Some things do change. The Instamatics and Polaroids have been replaced by digital cameras and camcorders and newly-minted Greencastle-Antrim High School graduate Joe Pilch was using his cell phone to track down his mother Thursday night.

"The experiences, the memories are just awesome and crazy," Pilch said as graduates, families and friends milled about Kaley field. "It kind of sucks that it's over," said Pilch, whose next step in life is to study engineering at the Penn State Mont Alto campus.

"I'm glad I'm leaving, but I'm going to miss high school," said Robin Starliper, who plans to attend Wilson College and become a history teacher. Her cheering section included Katie Yeakle, Class of 2007, who held a handmade "Congrats to Robin" poster.

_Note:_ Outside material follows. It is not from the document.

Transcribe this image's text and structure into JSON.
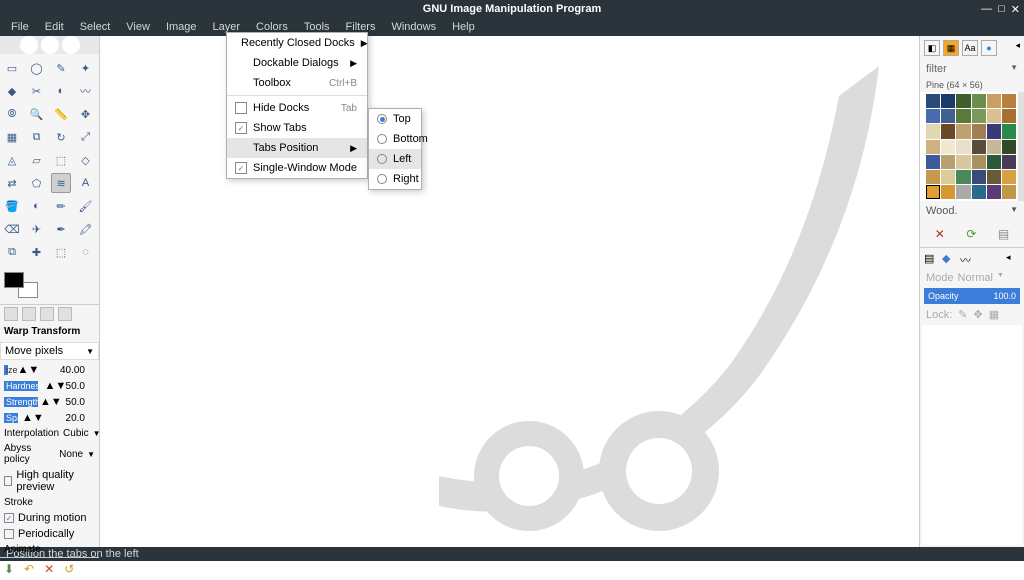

Dennis and Lynne Wenrick are veterans of high school graduations, but Lynne said daughter, Adrienne, is the last of thier three children to experience this rite of passage. "I packed the tissues" in expectation of a few tears, she said.

Ten years ago, Jennifer Pine was a salutatorian at her graduation. Thursday, the veterinarian was back at her old high school making another speech and she told the 197 graduates, "I'm just as nervous today."

"If you dream it, you can become it," Pine told the Class of 2006, but she conceded that, "The truth is it's tough out there."

Pine recalled a moment in her freshman year at veterinary school when she called her mother and begged to come home. Three days later, she received a framed copy of the speech she had made at her graduation that bolstered her spirits.

Valedictorian Romelle Whalen urged her classmates to keep an eye open for life's opportunities and to "pay attention to who you are and whom you will become. Whalen, who is heading to Amherst to study Asian languages, quoted a pair of Japanese proverbs, including one on the fragility and brevity of life: "Rosy cheeks in the morning and white bones in the evening."

Principal Jack Appleby told the audience that 19 of the top 20 students in the Class of 2006 were females and the top 14 all had grade-point averages at or greaten than 4.0, with none of the group having a GPA less than 3.9.

Clutching a bouquet, Amber Rowles cheered when Stacy McCanuel's name was announced.

"She's been my best friend through thick and thin," said the 2004 graduate, now living in West Virgina.

She said a lot of graduates "come back year after year to see how much Greencastle has changed."

"It's getting bigger and bigger, but the people haven't changed," Rowles said.

The Herald-Mail Articles